Coyle’s aiming to bring his brand of attacking soccer to Houston. It usually features moving the ball quickly out wide and encouraging wingers to take on defenders and send crosses into the penalty area, though he plans to be adaptable.
“I won’t force systems and styles on players that don’t suit their strengths, so I need to assess the group we’ve got, but I think we’ll certainly be looking to pass and move that ball … it’s something that we’re going to work very hard at,” he said.
Burnley’s time in the Premier League began well, with a home win over Manchester United, but in January 2010, Coyle left for a more established top-flight side, Bolton. He kept them clear of relegation and led them to another mid-table finish and the semifinals of the FA Cup in 2010-11, his first full season in charge. He took future Arsenal and Liverpool stars Jack Wilshere and Daniel Sturridge on loan.
Bolton were relegated out of the Premier League in 2012 and he left the club in October that year. The following summer he took the reins at Wigan Athletic, who were recently relegated from the top division. He left Wigan in December 2013 and has spent the past year waiting for the right opportunity. When Kinnear — the only head coach in Dynamo history — left Houston to return to the San Jose Earthquakes after the MLS regular season, everything fell into place following a discussion with club president Chris Canetti.
“Within the last six months I had six or seven good offers to come back in, both home and abroad, and I just didn’t feel it was the right thing or the right connection. What I wanted to do was wait for the connection I got with somebody,” said Coyle.
“When I sat with Chris I just knew straight away. It was a similar feeling to the one I got when I sat with [co-owner] Brendan Flood at Burnley. That feeling that they’re not only knowledgable people but really good men, which is so important.” Coyle will also work closely with new vice president/general manager Matt Jordan.

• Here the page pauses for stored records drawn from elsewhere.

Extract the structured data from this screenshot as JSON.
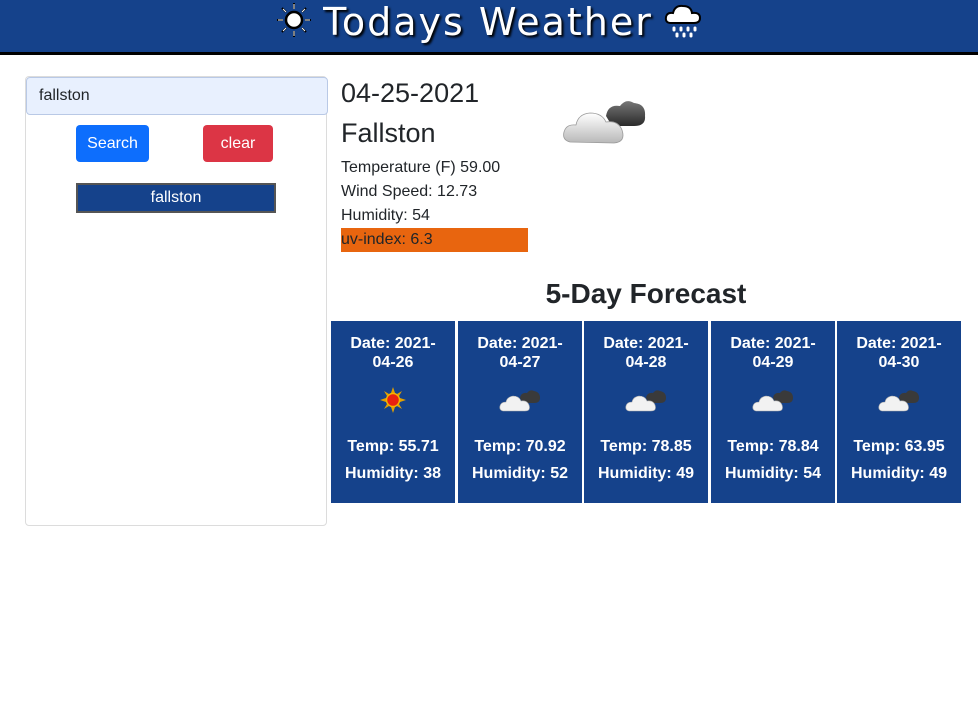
{
  "header": {
    "title": "Todays Weather",
    "left_icon": "sun-icon",
    "right_icon": "rain-cloud-icon"
  },
  "search": {
    "value": "fallston",
    "search_label": "Search",
    "clear_label": "clear",
    "history": [
      "fallston"
    ]
  },
  "current": {
    "date": "04-25-2021",
    "city": "Fallston",
    "temperature": "Temperature (F) 59.00",
    "wind": "Wind Speed: 12.73",
    "humidity": "Humidity: 54",
    "uv": "uv-index: 6.3",
    "icon": "cloud-icon"
  },
  "forecast": {
    "title": "5-Day Forecast",
    "days": [
      {
        "date": "Date: 2021-04-26",
        "icon": "sun-icon",
        "temp": "Temp: 55.71",
        "humidity": "Humidity: 38"
      },
      {
        "date": "Date: 2021-04-27",
        "icon": "cloud-icon",
        "temp": "Temp: 70.92",
        "humidity": "Humidity: 52"
      },
      {
        "date": "Date: 2021-04-28",
        "icon": "cloud-icon",
        "temp": "Temp: 78.85",
        "humidity": "Humidity: 49"
      },
      {
        "date": "Date: 2021-04-29",
        "icon": "cloud-icon",
        "temp": "Temp: 78.84",
        "humidity": "Humidity: 54"
      },
      {
        "date": "Date: 2021-04-30",
        "icon": "cloud-icon",
        "temp": "Temp: 63.95",
        "humidity": "Humidity: 49"
      }
    ]
  },
  "colors": {
    "brand_blue": "#15428b",
    "search_button": "#0d6efd",
    "clear_button": "#dc3545",
    "uv_badge": "#e8650f"
  }
}
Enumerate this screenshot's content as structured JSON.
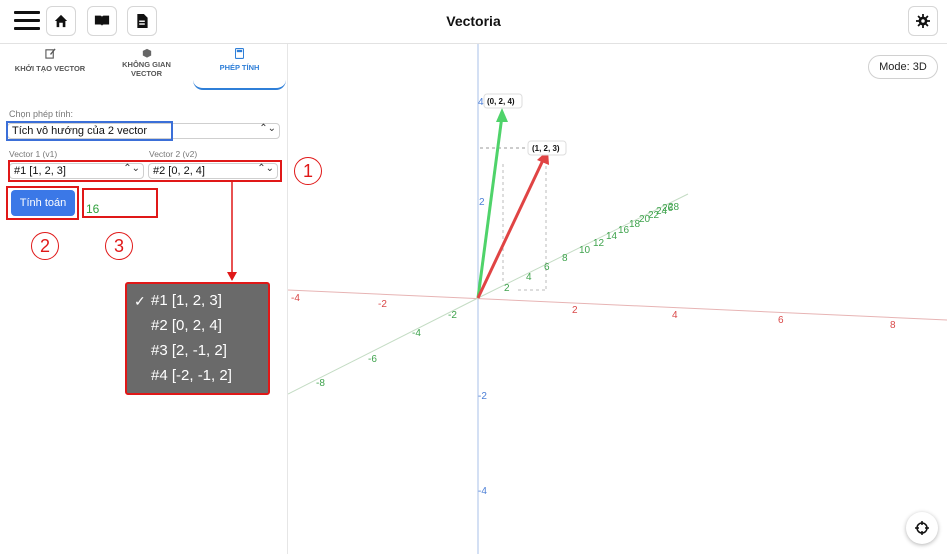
{
  "header": {
    "title": "Vectoria"
  },
  "tabs": [
    {
      "label1": "KHỞI TẠO VECTOR",
      "label2": ""
    },
    {
      "label1": "KHÔNG GIAN",
      "label2": "VECTOR"
    },
    {
      "label1": "PHÉP TÍNH",
      "label2": ""
    }
  ],
  "form": {
    "op_label": "Chọn phép tính:",
    "op_value": "Tích vô hướng của 2 vector",
    "v1_label": "Vector 1 (v1)",
    "v2_label": "Vector 2 (v2)",
    "v1_value": "#1 [1, 2, 3]",
    "v2_value": "#2 [0, 2, 4]",
    "calc_label": "Tính toán",
    "result": "16"
  },
  "dropdown": {
    "selected_mark": "✓",
    "options": [
      "#1 [1, 2, 3]",
      "#2 [0, 2, 4]",
      "#3 [2, -1, 2]",
      "#4 [-2, -1, 2]"
    ]
  },
  "annotations": [
    "1",
    "2",
    "3"
  ],
  "mode_label": "Mode: 3D",
  "viewport": {
    "vec1_label": "(1, 2, 3)",
    "vec2_label": "(0, 2, 4)",
    "x_ticks": [
      "-4",
      "-2",
      "2",
      "4",
      "6",
      "8"
    ],
    "y_ticks": [
      "2",
      "4",
      "6",
      "8",
      "10",
      "12",
      "14",
      "16",
      "18",
      "20",
      "22",
      "24",
      "26",
      "28"
    ],
    "z_ticks": [
      "4",
      "2",
      "-2",
      "-4"
    ],
    "neg_y_ticks": [
      "-2",
      "-4",
      "-6",
      "-8"
    ]
  },
  "colors": {
    "accent": "#2f7fd8",
    "button": "#3b78e7",
    "annotation": "#e01818",
    "x_axis": "#d94848",
    "y_axis": "#3fa34d",
    "z_axis": "#4c7fd6"
  }
}
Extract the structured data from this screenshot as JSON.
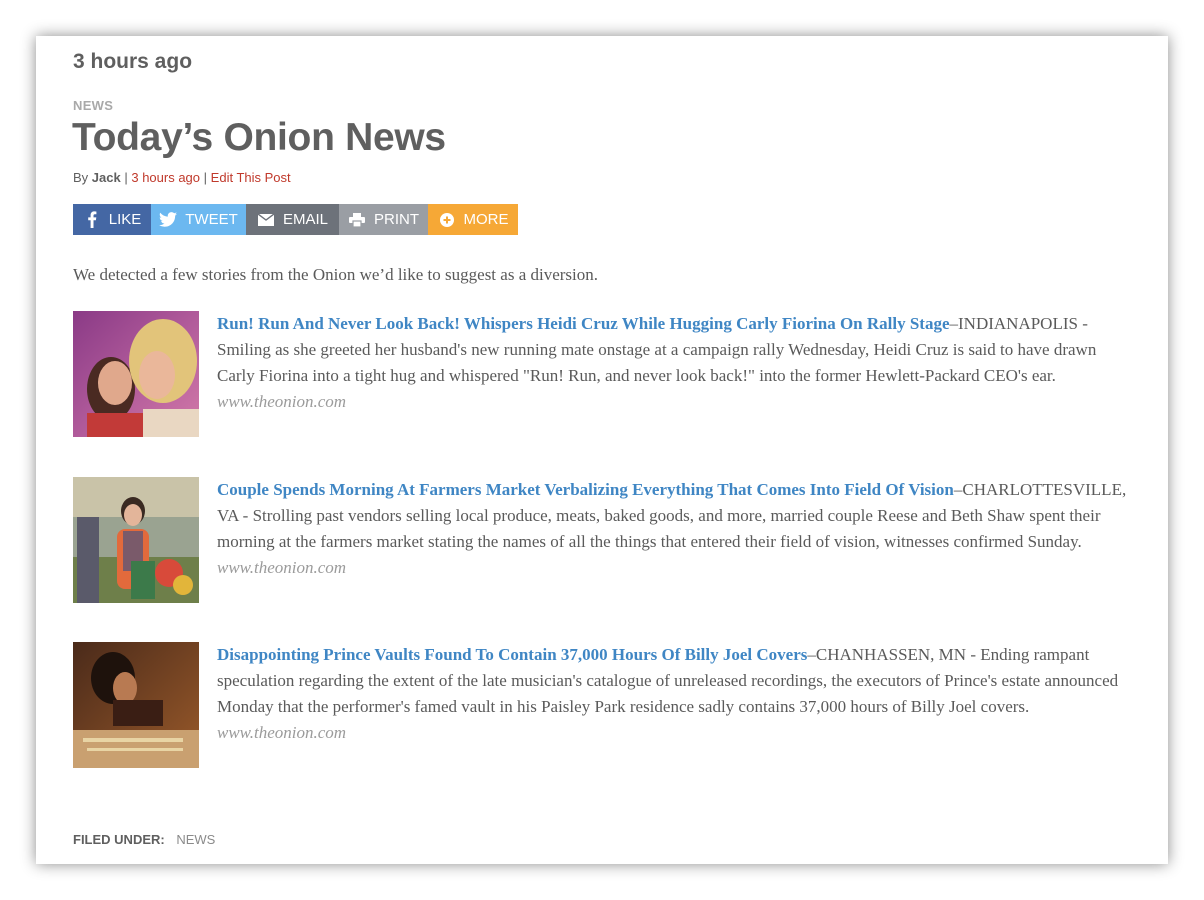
{
  "post": {
    "timestamp": "3 hours ago",
    "category": "NEWS",
    "title": "Today’s Onion News",
    "byline": {
      "by": "By",
      "author": "Jack",
      "separator1": "|",
      "time": "3 hours ago",
      "separator2": "|",
      "edit": "Edit This Post"
    },
    "intro": "We detected a few stories from the Onion we’d like to suggest as a diversion."
  },
  "share": {
    "like": "LIKE",
    "tweet": "TWEET",
    "email": "EMAIL",
    "print": "PRINT",
    "more": "MORE",
    "colors": {
      "like": "#4467a4",
      "tweet": "#6cb8f0",
      "email": "#6d727a",
      "print": "#9a9ea4",
      "more": "#f6a836"
    }
  },
  "stories": [
    {
      "headline": "Run! Run And Never Look Back! Whispers Heidi Cruz While Hugging Carly Fiorina On Rally Stage",
      "dash": "–",
      "body": "INDIANAPOLIS - Smiling as she greeted her husband's new running mate onstage at a campaign rally Wednesday, Heidi Cruz is said to have drawn Carly Fiorina into a tight hug and whispered \"Run! Run, and never look back!\" into the former Hewlett-Packard CEO's ear.",
      "source": "www.theonion.com"
    },
    {
      "headline": "Couple Spends Morning At Farmers Market Verbalizing Everything That Comes Into Field Of Vision",
      "dash": "–",
      "body": "CHARLOTTESVILLE, VA - Strolling past vendors selling local produce, meats, baked goods, and more, married couple Reese and Beth Shaw spent their morning at the farmers market stating the names of all the things that entered their field of vision, witnesses confirmed Sunday.",
      "source": "www.theonion.com"
    },
    {
      "headline": "Disappointing Prince Vaults Found To Contain 37,000 Hours Of Billy Joel Covers",
      "dash": "–",
      "body": "CHANHASSEN, MN - Ending rampant speculation regarding the extent of the late musician's catalogue of unreleased recordings, the executors of Prince's estate announced Monday that the performer's famed vault in his Paisley Park residence sadly contains 37,000 hours of Billy Joel covers.",
      "source": "www.theonion.com"
    }
  ],
  "footer": {
    "filed_label": "FILED UNDER:",
    "filed_tag": "NEWS"
  },
  "colors": {
    "link": "#3f86c4",
    "edit_link": "#c0392b",
    "text": "#5a5a5a"
  }
}
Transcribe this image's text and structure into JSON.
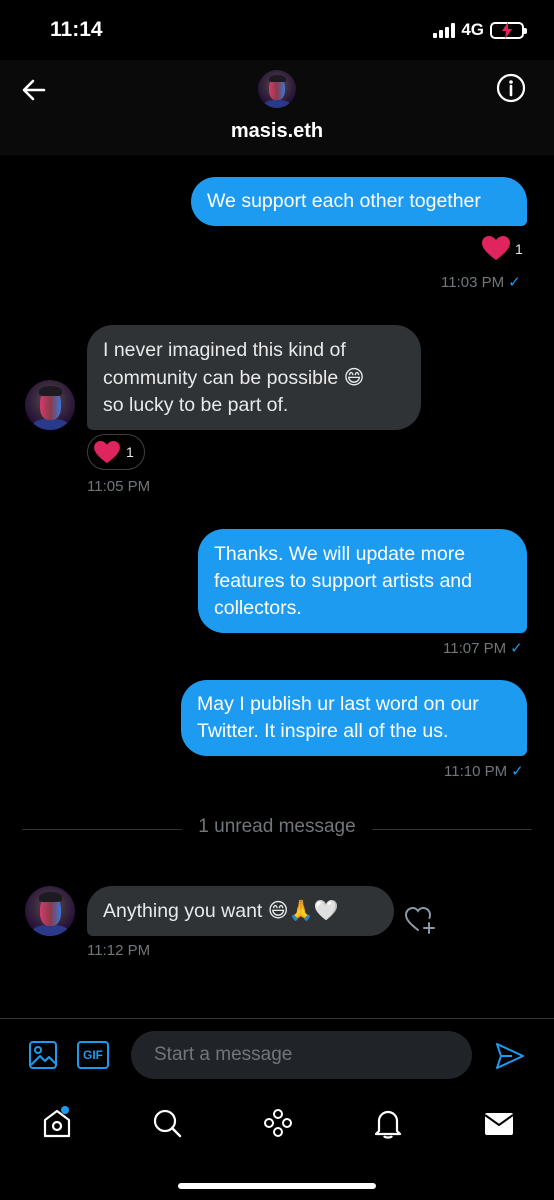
{
  "status": {
    "time": "11:14",
    "network": "4G"
  },
  "header": {
    "name": "masis.eth"
  },
  "messages": {
    "m1": {
      "text": "We support each other together",
      "reaction_count": "1",
      "time": "11:03 PM"
    },
    "m2": {
      "text_line1": "I never imagined this kind of",
      "text_line2": "community can be possible",
      "text_line3": "so lucky to be part of.",
      "reaction_count": "1",
      "time": "11:05 PM"
    },
    "m3": {
      "text_line1": "Thanks. We will update more",
      "text_line2": "features to support artists and",
      "text_line3": "collectors.",
      "time": "11:07 PM"
    },
    "m4": {
      "text_line1": "May I publish ur last word on our",
      "text_line2": "Twitter. It inspire all of the us.",
      "time": "11:10 PM"
    },
    "m5": {
      "text": "Anything you want",
      "time": "11:12 PM"
    }
  },
  "divider": {
    "label": "1 unread message"
  },
  "composer": {
    "placeholder": "Start a message",
    "gif_label": "GIF"
  },
  "icons": [
    "back-arrow-icon",
    "info-icon",
    "heart-icon",
    "image-icon",
    "gif-icon",
    "send-icon",
    "home-icon",
    "search-icon",
    "spaces-icon",
    "bell-icon",
    "mail-icon",
    "add-reaction-icon"
  ],
  "colors": {
    "accent": "#1d9bf0",
    "incoming_bubble": "#2f3336",
    "heart": "#e0245e",
    "background": "#000000"
  }
}
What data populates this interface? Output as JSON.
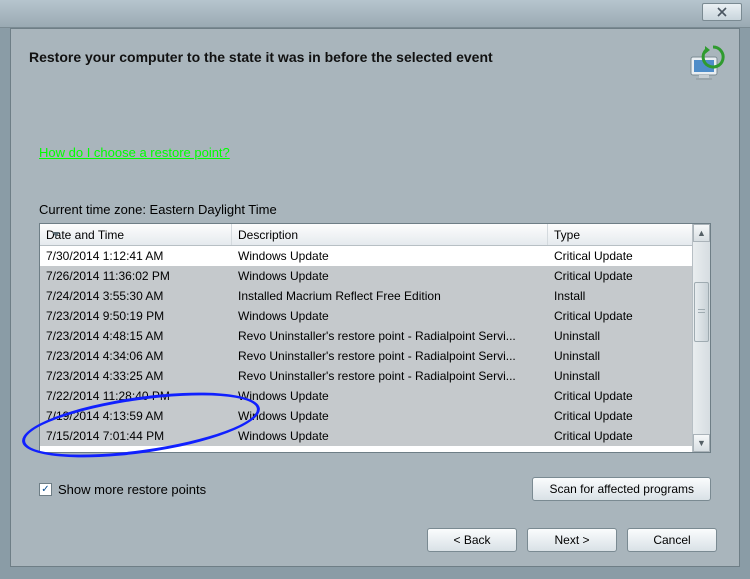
{
  "header": {
    "title": "Restore your computer to the state it was in before the selected event"
  },
  "help_link": "How do I choose a restore point?",
  "timezone": {
    "label": "Current time zone: ",
    "value": "Eastern Daylight Time"
  },
  "table": {
    "columns": {
      "date": "Date and Time",
      "desc": "Description",
      "type": "Type"
    },
    "rows": [
      {
        "date": "7/30/2014 1:12:41 AM",
        "desc": "Windows Update",
        "type": "Critical Update",
        "selected": false
      },
      {
        "date": "7/26/2014 11:36:02 PM",
        "desc": "Windows Update",
        "type": "Critical Update",
        "selected": true
      },
      {
        "date": "7/24/2014 3:55:30 AM",
        "desc": "Installed Macrium Reflect Free Edition",
        "type": "Install",
        "selected": true
      },
      {
        "date": "7/23/2014 9:50:19 PM",
        "desc": "Windows Update",
        "type": "Critical Update",
        "selected": true
      },
      {
        "date": "7/23/2014 4:48:15 AM",
        "desc": "Revo Uninstaller's restore point - Radialpoint Servi...",
        "type": "Uninstall",
        "selected": true
      },
      {
        "date": "7/23/2014 4:34:06 AM",
        "desc": "Revo Uninstaller's restore point - Radialpoint Servi...",
        "type": "Uninstall",
        "selected": true
      },
      {
        "date": "7/23/2014 4:33:25 AM",
        "desc": "Revo Uninstaller's restore point - Radialpoint Servi...",
        "type": "Uninstall",
        "selected": true
      },
      {
        "date": "7/22/2014 11:28:40 PM",
        "desc": "Windows Update",
        "type": "Critical Update",
        "selected": true
      },
      {
        "date": "7/19/2014 4:13:59 AM",
        "desc": "Windows Update",
        "type": "Critical Update",
        "selected": true
      },
      {
        "date": "7/15/2014 7:01:44 PM",
        "desc": "Windows Update",
        "type": "Critical Update",
        "selected": true
      }
    ]
  },
  "show_more": {
    "checked": true,
    "label": "Show more restore points"
  },
  "scan_button": "Scan for affected programs",
  "footer": {
    "back": "< Back",
    "next": "Next >",
    "cancel": "Cancel"
  }
}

“This is an exciting time for the Houston Dynamo,” Canetti said. “As we move to the next phase of our existence I’m pleased to be adding Owen Coyle as our head coach. I know that he brings a wealth of experience and many great personal qualities that enable him to be the right fit for our club.”
Hard work and passion are guaranteed. “Anybody will tell you I’m quite a humble guy but I certainly know what I’m good at and I’ll look to try and impart that knowledge and experience and the qualities I have on anybody I come in contact with,” said Coyle. “We’ll try and build something with longevity, try and put a winning team on the park that’ll entice fans to come. We’ll try and play a brand of soccer that everybody enjoys watching but equally it can be a winning one.”
Tom Dart is a contributing writer to HoustonDynamo.com and HoustonDashSoccer.com. Former editor and reporter for The Times of London and reporter for SI.com, Dart currently freelances for The Guardian.